Top of Supplied material

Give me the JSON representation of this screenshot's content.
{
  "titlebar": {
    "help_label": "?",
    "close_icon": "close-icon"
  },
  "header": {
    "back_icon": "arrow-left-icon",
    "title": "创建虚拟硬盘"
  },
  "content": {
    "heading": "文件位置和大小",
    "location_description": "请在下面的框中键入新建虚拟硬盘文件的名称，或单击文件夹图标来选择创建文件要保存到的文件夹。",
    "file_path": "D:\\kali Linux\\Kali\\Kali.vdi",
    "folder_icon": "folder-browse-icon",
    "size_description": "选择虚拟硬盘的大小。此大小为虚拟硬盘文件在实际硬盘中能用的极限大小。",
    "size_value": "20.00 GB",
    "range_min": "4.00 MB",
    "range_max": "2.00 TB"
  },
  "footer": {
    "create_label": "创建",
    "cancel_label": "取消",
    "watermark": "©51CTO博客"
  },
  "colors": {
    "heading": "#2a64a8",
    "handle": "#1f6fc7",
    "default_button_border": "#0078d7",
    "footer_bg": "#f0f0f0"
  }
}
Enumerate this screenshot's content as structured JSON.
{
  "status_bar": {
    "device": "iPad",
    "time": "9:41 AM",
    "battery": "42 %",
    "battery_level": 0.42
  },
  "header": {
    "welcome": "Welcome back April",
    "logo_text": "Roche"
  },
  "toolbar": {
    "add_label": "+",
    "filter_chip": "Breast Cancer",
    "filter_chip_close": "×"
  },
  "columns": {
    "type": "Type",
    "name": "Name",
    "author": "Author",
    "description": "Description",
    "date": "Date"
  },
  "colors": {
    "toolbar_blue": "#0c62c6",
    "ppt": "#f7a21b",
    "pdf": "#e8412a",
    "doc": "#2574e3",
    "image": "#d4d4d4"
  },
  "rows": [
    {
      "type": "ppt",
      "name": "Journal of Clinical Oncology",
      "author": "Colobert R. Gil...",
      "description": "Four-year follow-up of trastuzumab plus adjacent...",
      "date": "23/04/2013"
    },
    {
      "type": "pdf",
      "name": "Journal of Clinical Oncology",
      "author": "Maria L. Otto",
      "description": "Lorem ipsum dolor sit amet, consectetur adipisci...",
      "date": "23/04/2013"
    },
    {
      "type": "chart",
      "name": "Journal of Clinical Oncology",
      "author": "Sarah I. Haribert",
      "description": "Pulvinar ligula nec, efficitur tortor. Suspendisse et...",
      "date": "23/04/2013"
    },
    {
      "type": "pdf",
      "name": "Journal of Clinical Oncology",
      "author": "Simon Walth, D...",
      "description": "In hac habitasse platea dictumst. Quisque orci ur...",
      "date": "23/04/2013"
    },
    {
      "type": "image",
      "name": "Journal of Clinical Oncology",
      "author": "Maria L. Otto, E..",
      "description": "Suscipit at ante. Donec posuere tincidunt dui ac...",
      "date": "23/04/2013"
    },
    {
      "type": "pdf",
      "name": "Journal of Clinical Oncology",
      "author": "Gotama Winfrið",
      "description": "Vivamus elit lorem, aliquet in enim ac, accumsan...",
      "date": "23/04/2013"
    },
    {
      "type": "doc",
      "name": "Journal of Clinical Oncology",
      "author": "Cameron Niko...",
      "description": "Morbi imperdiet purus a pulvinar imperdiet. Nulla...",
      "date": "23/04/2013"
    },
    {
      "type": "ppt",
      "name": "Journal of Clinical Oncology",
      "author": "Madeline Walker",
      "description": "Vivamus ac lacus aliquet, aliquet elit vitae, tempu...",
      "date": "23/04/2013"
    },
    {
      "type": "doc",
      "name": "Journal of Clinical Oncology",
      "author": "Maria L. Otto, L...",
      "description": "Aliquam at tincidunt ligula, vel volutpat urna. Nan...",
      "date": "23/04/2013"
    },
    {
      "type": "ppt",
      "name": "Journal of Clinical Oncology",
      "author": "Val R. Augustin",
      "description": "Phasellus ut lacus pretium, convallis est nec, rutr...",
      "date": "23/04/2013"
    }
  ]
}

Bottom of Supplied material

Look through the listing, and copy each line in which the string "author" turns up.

    "author": "Author",
      "author": "Colobert R. Gil...",
      "author": "Maria L. Otto",
      "author": "Sarah I. Haribert",
      "author": "Simon Walth, D...",
      "author": "Maria L. Otto, E..",
      "author": "Gotama Winfrið",
      "author": "Cameron Niko...",
      "author": "Madeline Walker",
      "author": "Maria L. Otto, L...",
      "author": "Val R. Augustin",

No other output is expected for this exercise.